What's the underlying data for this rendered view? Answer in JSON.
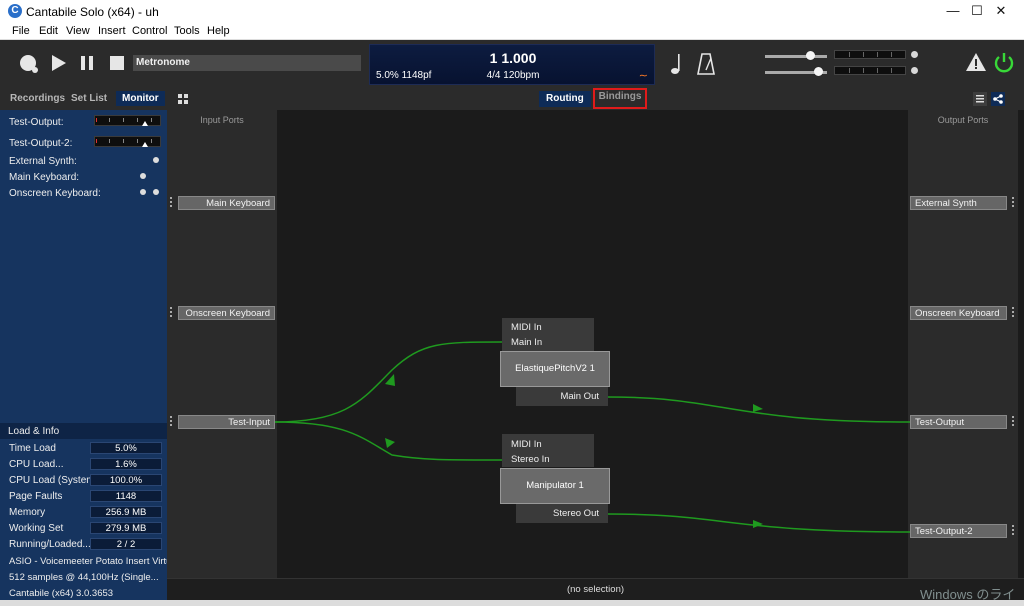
{
  "window": {
    "title": "Cantabile Solo (x64) - uh",
    "app_icon_glyph": "C"
  },
  "menu": [
    "File",
    "Edit",
    "View",
    "Insert",
    "Control",
    "Tools",
    "Help"
  ],
  "toolbar": {
    "metronome_label": "Metronome",
    "position": "1 1.000",
    "load": "5.0%  1148pf",
    "time_signature": "4/4 120bpm"
  },
  "tabs": {
    "left": [
      "Recordings",
      "Set List",
      "Monitor"
    ],
    "active_left": "Monitor",
    "center": [
      "Routing",
      "Bindings"
    ],
    "active_center": "Routing"
  },
  "monitor": {
    "rows": [
      "Test-Output:",
      "Test-Output-2:",
      "External Synth:",
      "Main Keyboard:",
      "Onscreen Keyboard:"
    ]
  },
  "load_info": {
    "header": "Load & Info",
    "rows": [
      {
        "label": "Time Load",
        "value": "5.0%"
      },
      {
        "label": "CPU Load...",
        "value": "1.6%"
      },
      {
        "label": "CPU Load (System)",
        "value": "100.0%"
      },
      {
        "label": "Page Faults",
        "value": "1148"
      },
      {
        "label": "Memory",
        "value": "256.9 MB"
      },
      {
        "label": "Working Set",
        "value": "279.9 MB"
      },
      {
        "label": "Running/Loaded...",
        "value": "2 / 2"
      }
    ],
    "lines": [
      "ASIO - Voicemeeter Potato Insert Virtu...",
      "512 samples @ 44,100Hz (Single...",
      "Cantabile (x64) 3.0.3653"
    ]
  },
  "routing": {
    "input_ports_header": "Input Ports",
    "output_ports_header": "Output Ports",
    "input_ports": [
      "Main Keyboard",
      "Onscreen Keyboard",
      "Test-Input"
    ],
    "output_ports": [
      "External Synth",
      "Onscreen Keyboard",
      "Test-Output",
      "Test-Output-2"
    ],
    "plugins": [
      {
        "name": "ElastiquePitchV2 1",
        "inputs": [
          "MIDI In",
          "Main In"
        ],
        "output": "Main Out"
      },
      {
        "name": "Manipulator 1",
        "inputs": [
          "MIDI In",
          "Stereo In"
        ],
        "output": "Stereo Out"
      }
    ],
    "wire_color": "#1f9a1f"
  },
  "status": "(no selection)",
  "watermark": "Windows のライ"
}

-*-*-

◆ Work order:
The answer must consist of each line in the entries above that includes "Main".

◆ Finished exercise:
      "Main Keyboard:",
      "Main Keyboard",
          "Main In"
        "output": "Main Out"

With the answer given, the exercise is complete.